This is What Happens to Your Body if You Drink Milk


Conceive a man, gifted with the keenest intellect, but not knowing from experience, that sucklings grow and become men, and imagine what he would say, if you were to tell him this:

“Know, that the little being you see here, is a suckling, that is, a developing human being, who by and by will become thicker and taller. The bones of his body will become firmer and longer. The muscles that animate these bones will likewise increase in size. The same will happen with regard to his eyes, ears, nose, mouth; to his head, body, and feet; every component part of his small body will be developed further and further, until the child will become a perfect man.”

There is no doubt, that he who does not know all this from experience, will shake his head at it.

But if you were to tell him: “This development and growth have their source in the baby’s sucking at the mother’s breast a white juice called milk, and out of this milk all the constituent parts of the child are manufactured within himself,”—certainly your hearer would laugh in your face, and perhaps call you a credulous fool.



“What!” he would exclaim, “do you mean to say that milk contains flesh? Or can you make bones out of milk, or hair? Can you make nails and teeth out of milk? Do you wish to persuade me, that milk may be changed into eyes? that from milk may be manufactured feet, hands, cheeks, eyelids, and the various other parts of the human body?”

And if, in answer to this, you were to reply: “Yes, it is so. Within this little creature is a factory, that not only makes all you have mentioned, but much more. In this establishment, bones, hair, teeth, nails, flesh, blood, veins, nerves, skin, juices, and water are manufactured; all this is made from milk, and during the first months of the child’s life from nothing but milk,”—then your hearer, though he may have the understanding of the most judicious of men, would be dumbfounded, and would beseech you to tell him more about this factory.

You may be certain, he would like to know, how many boilers, cylinders, valves, wires, ladles, oars, pumps, hooks, pins, spokes, and knobs there may be in this factory; more especially would he wish to know, whether the engine of this wonderful establishment be made of steel, wood, cast-iron, silver or gold, or of diamonds.



Now, if you were to tell him, “It contains nothing of the kind. Of all the factories you have seen in your life, there is none that bears any resemblance to this one. And I will tell you furthermore, that it is not even a complete factory, but it is continually developing; it becomes larger and heavier like the child’s body itself; moreover, the factory does not consist of iron or steel, nor of gold or diamonds, but it reproduces itself at every moment; it does so merely from the milk that the child drinks,”—then, to be sure, your hearer would begin to doubt his own senses; he would exclaim: “What is the intellect of the intelligent, the judgment of the judicious, what is the wisdom of the wise, when compared to a little of the mother’s milk?”

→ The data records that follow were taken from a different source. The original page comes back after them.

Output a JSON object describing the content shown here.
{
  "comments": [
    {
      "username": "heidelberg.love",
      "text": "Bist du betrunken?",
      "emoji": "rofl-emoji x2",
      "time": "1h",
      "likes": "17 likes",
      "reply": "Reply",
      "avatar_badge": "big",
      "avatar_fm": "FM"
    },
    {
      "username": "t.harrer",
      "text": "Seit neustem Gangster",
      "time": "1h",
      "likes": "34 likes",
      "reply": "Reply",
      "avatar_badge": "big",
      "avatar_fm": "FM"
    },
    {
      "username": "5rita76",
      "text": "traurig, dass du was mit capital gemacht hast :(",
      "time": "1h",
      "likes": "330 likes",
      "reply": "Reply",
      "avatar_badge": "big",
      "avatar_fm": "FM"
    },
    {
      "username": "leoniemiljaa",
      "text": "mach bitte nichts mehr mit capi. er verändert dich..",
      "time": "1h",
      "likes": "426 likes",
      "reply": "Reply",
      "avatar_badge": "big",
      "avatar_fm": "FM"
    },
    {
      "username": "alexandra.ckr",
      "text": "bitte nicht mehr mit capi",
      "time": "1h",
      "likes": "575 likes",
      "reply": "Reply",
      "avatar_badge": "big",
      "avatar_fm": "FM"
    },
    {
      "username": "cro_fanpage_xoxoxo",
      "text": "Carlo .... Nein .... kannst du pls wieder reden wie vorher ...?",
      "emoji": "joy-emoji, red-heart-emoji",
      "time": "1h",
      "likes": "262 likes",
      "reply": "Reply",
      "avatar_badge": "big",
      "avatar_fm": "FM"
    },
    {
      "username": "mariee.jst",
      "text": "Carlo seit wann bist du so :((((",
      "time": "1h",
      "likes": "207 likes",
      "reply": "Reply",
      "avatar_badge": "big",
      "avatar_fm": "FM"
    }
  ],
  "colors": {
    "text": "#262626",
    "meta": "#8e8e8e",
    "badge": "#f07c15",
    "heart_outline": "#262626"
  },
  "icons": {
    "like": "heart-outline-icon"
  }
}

And yet, you are well aware, my friendly reader, that mother’s milk is, after all, nothing but milk; and that milk, again, is nothing but a means of nutrition; and nutrition, in its turn, is nothing but a part of the action of the human body.

May I hope that you will favor me with your attention, while, in a few articles, I speak to you about the nutrition of the human body?